“Reasonable estimates for the case fatality ratio in the general U.S. population vary from 0.05% to 1%.”
- 4.06% March 8 (22 deaths of 541 cases)
- 3.69% March 9 (26 of 704)
- 3.01% March 10 (30 of 994)
- 2.95% March 11 (38 of 1,295)
- 2.52% March 12 (42 of 1,695)
- 2.27% March 13 (49 of 2,247)
- 1.93% March 14 (57 of 2,954)
- 1.84% March 15 (68 of 3,680)
- 1.90% March 16 (86 of 4,503)
- 1.76% March 17 (109 of 6,196)
- 1.66% March 18 (150 of 9,003)
- 1.51% March 19th (208 of 13,789)
- 1.32% March 20th (256 of 19,383)
- Pneumonia and influenza: 1.53% — 1.93%
- Chronic lower respiratory disease: 1.48% — 1.93%
- All respiratory causes: 3.04% — 4.14%
- Heart disease: 3.21% — 4.4%
- Cancer: 0.68% — 1.05%
- Diabetes: 0.26% — 0.39%
- For all underlying conditions: 10.17% — 13.67%.
- S. Korea — 11.5
- Germany — 8.3
- China — 4.2
- Italy — 3.4
- United States — 2.9
- Singapore — 2.4
So what should we do?
The first rule of medicine is to do no harm.
Start with basic hygiene
- QR code scanning and online reporting of each person’s travel history
- Health symptoms were used to classify traveler infectious risks based on flight origin and travel history in the past 14 days
- People with low risk were sent a health declaration border pass via SMS to their phones for faster immigration clearance
- Those with higher risk were quarantined at home and tracked through their mobile phone to ensure that they remained there during the incubation period
- Taiwan also proactively seeks out patients with severe respiratory symptoms (based on information from a national health database) to see who had tested negative for influenza so that they could be retested for COVID-19
Open up public spaces
Support business and productivity
At this rate, we will spend more money on “shelter-in-place” than if we completely rebuilt our acute care and emergency capacity.
People fear what the government will do, not an infection
Infection isn’t our primary risk at this point.
Expand medical capacity
None of the countries the global health authorities admire for their approach issued “shelter-in-place” orders, rather they used data, measurement,and promoted common sense self-hygiene.
Does it make more sense for us to pay a tax to expand medical capacity quickly or pay the cost to our whole nation of a recession?
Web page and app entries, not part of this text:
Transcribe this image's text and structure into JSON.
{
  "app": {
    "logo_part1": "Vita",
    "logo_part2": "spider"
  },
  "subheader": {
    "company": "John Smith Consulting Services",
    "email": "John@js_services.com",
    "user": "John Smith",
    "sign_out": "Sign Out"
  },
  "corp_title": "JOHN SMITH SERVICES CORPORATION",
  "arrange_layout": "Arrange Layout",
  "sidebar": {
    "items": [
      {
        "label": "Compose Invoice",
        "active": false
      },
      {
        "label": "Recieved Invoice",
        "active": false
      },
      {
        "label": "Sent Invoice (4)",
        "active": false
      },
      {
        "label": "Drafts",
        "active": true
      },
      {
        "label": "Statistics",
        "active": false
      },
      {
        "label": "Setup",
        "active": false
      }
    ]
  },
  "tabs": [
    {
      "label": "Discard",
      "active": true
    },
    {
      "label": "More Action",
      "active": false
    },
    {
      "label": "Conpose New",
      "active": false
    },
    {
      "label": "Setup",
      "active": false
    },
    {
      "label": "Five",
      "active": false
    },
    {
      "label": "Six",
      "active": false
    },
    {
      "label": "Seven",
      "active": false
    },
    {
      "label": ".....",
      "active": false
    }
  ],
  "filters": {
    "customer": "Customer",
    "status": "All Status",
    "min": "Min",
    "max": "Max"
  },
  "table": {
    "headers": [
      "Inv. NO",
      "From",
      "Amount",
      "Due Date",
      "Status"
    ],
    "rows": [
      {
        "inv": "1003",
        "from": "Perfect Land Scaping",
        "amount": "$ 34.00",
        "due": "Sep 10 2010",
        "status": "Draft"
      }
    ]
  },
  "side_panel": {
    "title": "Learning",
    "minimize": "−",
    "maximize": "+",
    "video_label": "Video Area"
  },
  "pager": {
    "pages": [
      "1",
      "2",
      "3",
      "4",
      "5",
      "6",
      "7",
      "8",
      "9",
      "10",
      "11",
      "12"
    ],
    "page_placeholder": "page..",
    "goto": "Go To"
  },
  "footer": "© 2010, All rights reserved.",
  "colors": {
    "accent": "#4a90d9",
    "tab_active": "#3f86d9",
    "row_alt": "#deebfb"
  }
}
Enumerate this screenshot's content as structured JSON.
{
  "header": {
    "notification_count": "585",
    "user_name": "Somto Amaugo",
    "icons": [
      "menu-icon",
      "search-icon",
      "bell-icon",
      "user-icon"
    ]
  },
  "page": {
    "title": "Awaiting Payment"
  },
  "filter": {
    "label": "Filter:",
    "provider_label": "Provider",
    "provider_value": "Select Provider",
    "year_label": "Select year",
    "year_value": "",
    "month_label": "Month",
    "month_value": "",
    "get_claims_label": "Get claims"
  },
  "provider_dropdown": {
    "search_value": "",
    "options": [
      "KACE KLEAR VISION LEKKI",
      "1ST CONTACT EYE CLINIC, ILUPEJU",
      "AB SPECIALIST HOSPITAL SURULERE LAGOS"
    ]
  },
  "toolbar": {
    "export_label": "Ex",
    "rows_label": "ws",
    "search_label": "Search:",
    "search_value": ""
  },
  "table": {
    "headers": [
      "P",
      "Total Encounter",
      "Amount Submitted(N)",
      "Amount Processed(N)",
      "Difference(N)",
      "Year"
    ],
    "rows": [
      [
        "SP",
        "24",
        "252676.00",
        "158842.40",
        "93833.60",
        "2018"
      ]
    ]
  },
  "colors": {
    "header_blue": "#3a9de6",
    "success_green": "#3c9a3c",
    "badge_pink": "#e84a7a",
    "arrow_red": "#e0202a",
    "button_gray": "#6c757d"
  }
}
Take the example of closing schools which will easily cost our economy $50 billion. For that single unanimous totalitarian act, we could have built 50 hospitals with 500+ beds per hospital.